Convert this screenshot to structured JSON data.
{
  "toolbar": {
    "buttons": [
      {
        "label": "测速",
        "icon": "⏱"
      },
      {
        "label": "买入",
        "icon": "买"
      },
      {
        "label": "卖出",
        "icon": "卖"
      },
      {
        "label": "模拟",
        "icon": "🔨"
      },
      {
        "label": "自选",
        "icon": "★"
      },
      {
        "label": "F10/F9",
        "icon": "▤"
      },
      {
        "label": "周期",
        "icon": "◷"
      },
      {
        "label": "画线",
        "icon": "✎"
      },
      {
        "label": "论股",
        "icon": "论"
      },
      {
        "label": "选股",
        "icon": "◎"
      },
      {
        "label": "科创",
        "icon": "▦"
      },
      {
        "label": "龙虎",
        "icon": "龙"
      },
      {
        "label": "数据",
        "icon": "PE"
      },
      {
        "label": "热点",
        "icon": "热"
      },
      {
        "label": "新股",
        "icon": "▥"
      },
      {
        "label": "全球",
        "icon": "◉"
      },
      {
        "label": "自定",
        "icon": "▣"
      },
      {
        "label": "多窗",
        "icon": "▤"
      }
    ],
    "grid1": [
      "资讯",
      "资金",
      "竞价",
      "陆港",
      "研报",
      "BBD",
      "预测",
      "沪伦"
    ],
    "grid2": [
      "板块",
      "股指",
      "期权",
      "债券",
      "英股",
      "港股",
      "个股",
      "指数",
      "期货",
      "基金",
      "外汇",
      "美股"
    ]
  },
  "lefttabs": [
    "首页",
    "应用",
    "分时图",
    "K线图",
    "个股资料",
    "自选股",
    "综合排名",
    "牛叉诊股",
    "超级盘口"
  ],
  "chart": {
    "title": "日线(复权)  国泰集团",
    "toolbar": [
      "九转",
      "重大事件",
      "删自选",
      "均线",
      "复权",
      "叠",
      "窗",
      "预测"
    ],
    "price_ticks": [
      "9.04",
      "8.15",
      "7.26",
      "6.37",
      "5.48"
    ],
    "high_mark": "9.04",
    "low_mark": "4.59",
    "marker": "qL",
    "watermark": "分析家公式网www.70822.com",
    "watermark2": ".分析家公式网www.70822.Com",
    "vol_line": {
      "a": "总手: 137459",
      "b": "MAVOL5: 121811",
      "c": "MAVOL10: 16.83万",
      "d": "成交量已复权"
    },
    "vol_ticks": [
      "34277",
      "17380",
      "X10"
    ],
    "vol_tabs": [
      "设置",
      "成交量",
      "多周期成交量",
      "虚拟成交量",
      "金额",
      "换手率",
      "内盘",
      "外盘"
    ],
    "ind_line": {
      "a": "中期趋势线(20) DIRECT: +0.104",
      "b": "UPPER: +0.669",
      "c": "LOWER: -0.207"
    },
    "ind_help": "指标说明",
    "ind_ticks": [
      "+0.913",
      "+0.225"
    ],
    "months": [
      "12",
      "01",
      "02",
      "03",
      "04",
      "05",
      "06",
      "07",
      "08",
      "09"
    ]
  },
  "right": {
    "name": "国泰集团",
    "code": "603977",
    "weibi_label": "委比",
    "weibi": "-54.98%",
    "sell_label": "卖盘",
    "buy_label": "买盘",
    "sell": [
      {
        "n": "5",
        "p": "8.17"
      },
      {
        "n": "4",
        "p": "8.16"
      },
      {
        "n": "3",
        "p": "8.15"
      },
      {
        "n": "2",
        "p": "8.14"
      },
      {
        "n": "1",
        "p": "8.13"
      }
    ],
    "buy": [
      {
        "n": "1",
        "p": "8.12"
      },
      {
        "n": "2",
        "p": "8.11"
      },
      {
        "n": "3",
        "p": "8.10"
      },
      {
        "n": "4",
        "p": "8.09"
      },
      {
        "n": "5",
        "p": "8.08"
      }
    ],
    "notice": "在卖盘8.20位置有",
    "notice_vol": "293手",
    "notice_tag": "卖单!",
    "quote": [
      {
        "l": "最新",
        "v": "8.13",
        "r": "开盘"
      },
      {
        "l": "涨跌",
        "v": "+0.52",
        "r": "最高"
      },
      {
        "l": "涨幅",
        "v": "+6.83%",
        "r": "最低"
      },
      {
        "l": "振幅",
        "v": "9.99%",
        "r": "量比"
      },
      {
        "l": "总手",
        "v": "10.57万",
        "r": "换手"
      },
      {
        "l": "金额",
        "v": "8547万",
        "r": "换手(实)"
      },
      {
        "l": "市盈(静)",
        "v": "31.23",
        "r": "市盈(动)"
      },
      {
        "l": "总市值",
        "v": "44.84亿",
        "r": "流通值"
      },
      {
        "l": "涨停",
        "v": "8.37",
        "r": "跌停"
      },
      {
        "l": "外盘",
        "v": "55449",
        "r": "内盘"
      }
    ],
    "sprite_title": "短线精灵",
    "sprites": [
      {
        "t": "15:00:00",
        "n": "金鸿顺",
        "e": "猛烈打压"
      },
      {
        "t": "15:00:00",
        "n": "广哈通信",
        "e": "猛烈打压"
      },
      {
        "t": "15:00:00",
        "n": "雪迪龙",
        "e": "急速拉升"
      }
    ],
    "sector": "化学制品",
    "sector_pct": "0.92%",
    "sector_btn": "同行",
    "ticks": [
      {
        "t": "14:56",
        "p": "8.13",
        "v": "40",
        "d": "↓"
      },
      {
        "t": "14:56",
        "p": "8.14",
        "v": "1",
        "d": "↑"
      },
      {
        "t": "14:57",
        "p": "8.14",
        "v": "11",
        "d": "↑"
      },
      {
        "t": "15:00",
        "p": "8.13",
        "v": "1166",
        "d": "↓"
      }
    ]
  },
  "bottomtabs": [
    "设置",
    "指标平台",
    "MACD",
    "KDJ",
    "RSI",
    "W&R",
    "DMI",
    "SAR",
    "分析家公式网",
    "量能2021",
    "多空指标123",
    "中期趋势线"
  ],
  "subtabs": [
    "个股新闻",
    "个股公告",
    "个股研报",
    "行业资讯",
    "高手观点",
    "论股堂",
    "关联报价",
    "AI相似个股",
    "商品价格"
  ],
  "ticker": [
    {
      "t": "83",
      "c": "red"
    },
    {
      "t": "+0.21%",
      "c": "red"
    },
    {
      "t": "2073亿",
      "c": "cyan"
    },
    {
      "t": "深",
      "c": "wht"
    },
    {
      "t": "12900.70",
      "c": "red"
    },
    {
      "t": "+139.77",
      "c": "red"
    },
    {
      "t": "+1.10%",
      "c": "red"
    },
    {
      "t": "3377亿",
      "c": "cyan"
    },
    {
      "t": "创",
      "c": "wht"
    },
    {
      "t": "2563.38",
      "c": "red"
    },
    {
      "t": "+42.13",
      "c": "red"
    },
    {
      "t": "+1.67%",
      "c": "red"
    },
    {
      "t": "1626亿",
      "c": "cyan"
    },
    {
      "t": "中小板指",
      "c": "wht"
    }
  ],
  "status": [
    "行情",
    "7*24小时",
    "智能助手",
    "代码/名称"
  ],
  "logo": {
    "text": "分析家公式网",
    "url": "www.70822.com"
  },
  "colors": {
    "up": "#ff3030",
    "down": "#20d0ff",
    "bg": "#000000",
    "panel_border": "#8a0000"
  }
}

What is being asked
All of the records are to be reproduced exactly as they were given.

Solution for this problem
Convert this screenshot to structured JSON data.
{
  "toolbar": {
    "buttons": [
      {
        "label": "测速",
        "icon": "⏱"
      },
      {
        "label": "买入",
        "icon": "买"
      },
      {
        "label": "卖出",
        "icon": "卖"
      },
      {
        "label": "模拟",
        "icon": "🔨"
      },
      {
        "label": "自选",
        "icon": "★"
      },
      {
        "label": "F10/F9",
        "icon": "▤"
      },
      {
        "label": "周期",
        "icon": "◷"
      },
      {
        "label": "画线",
        "icon": "✎"
      },
      {
        "label": "论股",
        "icon": "论"
      },
      {
        "label": "选股",
        "icon": "◎"
      },
      {
        "label": "科创",
        "icon": "▦"
      },
      {
        "label": "龙虎",
        "icon": "龙"
      },
      {
        "label": "数据",
        "icon": "PE"
      },
      {
        "label": "热点",
        "icon": "热"
      },
      {
        "label": "新股",
        "icon": "▥"
      },
      {
        "label": "全球",
        "icon": "◉"
      },
      {
        "label": "自定",
        "icon": "▣"
      },
      {
        "label": "多窗",
        "icon": "▤"
      }
    ],
    "grid1": [
      "资讯",
      "资金",
      "竞价",
      "陆港",
      "研报",
      "BBD",
      "预测",
      "沪伦"
    ],
    "grid2": [
      "板块",
      "股指",
      "期权",
      "债券",
      "英股",
      "港股",
      "个股",
      "指数",
      "期货",
      "基金",
      "外汇",
      "美股"
    ]
  },
  "lefttabs": [
    "首页",
    "应用",
    "分时图",
    "K线图",
    "个股资料",
    "自选股",
    "综合排名",
    "牛叉诊股",
    "超级盘口"
  ],
  "chart": {
    "title": "日线(复权)  国泰集团",
    "toolbar": [
      "九转",
      "重大事件",
      "删自选",
      "均线",
      "复权",
      "叠",
      "窗",
      "预测"
    ],
    "price_ticks": [
      "9.04",
      "8.15",
      "7.26",
      "6.37",
      "5.48"
    ],
    "high_mark": "9.04",
    "low_mark": "4.59",
    "marker": "qL",
    "watermark": "分析家公式网www.70822.com",
    "watermark2": ".分析家公式网www.70822.Com",
    "vol_line": {
      "a": "总手: 137459",
      "b": "MAVOL5: 121811",
      "c": "MAVOL10: 16.83万",
      "d": "成交量已复权"
    },
    "vol_ticks": [
      "34277",
      "17380",
      "X10"
    ],
    "vol_tabs": [
      "设置",
      "成交量",
      "多周期成交量",
      "虚拟成交量",
      "金额",
      "换手率",
      "内盘",
      "外盘"
    ],
    "ind_line": {
      "a": "中期趋势线(20) DIRECT: +0.104",
      "b": "UPPER: +0.669",
      "c": "LOWER: -0.207"
    },
    "ind_help": "指标说明",
    "ind_ticks": [
      "+0.913",
      "+0.225"
    ],
    "months": [
      "12",
      "01",
      "02",
      "03",
      "04",
      "05",
      "06",
      "07",
      "08",
      "09"
    ]
  },
  "right": {
    "name": "国泰集团",
    "code": "603977",
    "weibi_label": "委比",
    "weibi": "-54.98%",
    "sell_label": "卖盘",
    "buy_label": "买盘",
    "sell": [
      {
        "n": "5",
        "p": "8.17"
      },
      {
        "n": "4",
        "p": "8.16"
      },
      {
        "n": "3",
        "p": "8.15"
      },
      {
        "n": "2",
        "p": "8.14"
      },
      {
        "n": "1",
        "p": "8.13"
      }
    ],
    "buy": [
      {
        "n": "1",
        "p": "8.12"
      },
      {
        "n": "2",
        "p": "8.11"
      },
      {
        "n": "3",
        "p": "8.10"
      },
      {
        "n": "4",
        "p": "8.09"
      },
      {
        "n": "5",
        "p": "8.08"
      }
    ],
    "notice": "在卖盘8.20位置有",
    "notice_vol": "293手",
    "notice_tag": "卖单!",
    "quote": [
      {
        "l": "最新",
        "v": "8.13",
        "r": "开盘"
      },
      {
        "l": "涨跌",
        "v": "+0.52",
        "r": "最高"
      },
      {
        "l": "涨幅",
        "v": "+6.83%",
        "r": "最低"
      },
      {
        "l": "振幅",
        "v": "9.99%",
        "r": "量比"
      },
      {
        "l": "总手",
        "v": "10.57万",
        "r": "换手"
      },
      {
        "l": "金额",
        "v": "8547万",
        "r": "换手(实)"
      },
      {
        "l": "市盈(静)",
        "v": "31.23",
        "r": "市盈(动)"
      },
      {
        "l": "总市值",
        "v": "44.84亿",
        "r": "流通值"
      },
      {
        "l": "涨停",
        "v": "8.37",
        "r": "跌停"
      },
      {
        "l": "外盘",
        "v": "55449",
        "r": "内盘"
      }
    ],
    "sprite_title": "短线精灵",
    "sprites": [
      {
        "t": "15:00:00",
        "n": "金鸿顺",
        "e": "猛烈打压"
      },
      {
        "t": "15:00:00",
        "n": "广哈通信",
        "e": "猛烈打压"
      },
      {
        "t": "15:00:00",
        "n": "雪迪龙",
        "e": "急速拉升"
      }
    ],
    "sector": "化学制品",
    "sector_pct": "0.92%",
    "sector_btn": "同行",
    "ticks": [
      {
        "t": "14:56",
        "p": "8.13",
        "v": "40",
        "d": "↓"
      },
      {
        "t": "14:56",
        "p": "8.14",
        "v": "1",
        "d": "↑"
      },
      {
        "t": "14:57",
        "p": "8.14",
        "v": "11",
        "d": "↑"
      },
      {
        "t": "15:00",
        "p": "8.13",
        "v": "1166",
        "d": "↓"
      }
    ]
  },
  "bottomtabs": [
    "设置",
    "指标平台",
    "MACD",
    "KDJ",
    "RSI",
    "W&R",
    "DMI",
    "SAR",
    "分析家公式网",
    "量能2021",
    "多空指标123",
    "中期趋势线"
  ],
  "subtabs": [
    "个股新闻",
    "个股公告",
    "个股研报",
    "行业资讯",
    "高手观点",
    "论股堂",
    "关联报价",
    "AI相似个股",
    "商品价格"
  ],
  "ticker": [
    {
      "t": "83",
      "c": "red"
    },
    {
      "t": "+0.21%",
      "c": "red"
    },
    {
      "t": "2073亿",
      "c": "cyan"
    },
    {
      "t": "深",
      "c": "wht"
    },
    {
      "t": "12900.70",
      "c": "red"
    },
    {
      "t": "+139.77",
      "c": "red"
    },
    {
      "t": "+1.10%",
      "c": "red"
    },
    {
      "t": "3377亿",
      "c": "cyan"
    },
    {
      "t": "创",
      "c": "wht"
    },
    {
      "t": "2563.38",
      "c": "red"
    },
    {
      "t": "+42.13",
      "c": "red"
    },
    {
      "t": "+1.67%",
      "c": "red"
    },
    {
      "t": "1626亿",
      "c": "cyan"
    },
    {
      "t": "中小板指",
      "c": "wht"
    }
  ],
  "status": [
    "行情",
    "7*24小时",
    "智能助手",
    "代码/名称"
  ],
  "logo": {
    "text": "分析家公式网",
    "url": "www.70822.com"
  },
  "colors": {
    "up": "#ff3030",
    "down": "#20d0ff",
    "bg": "#000000",
    "panel_border": "#8a0000"
  }
}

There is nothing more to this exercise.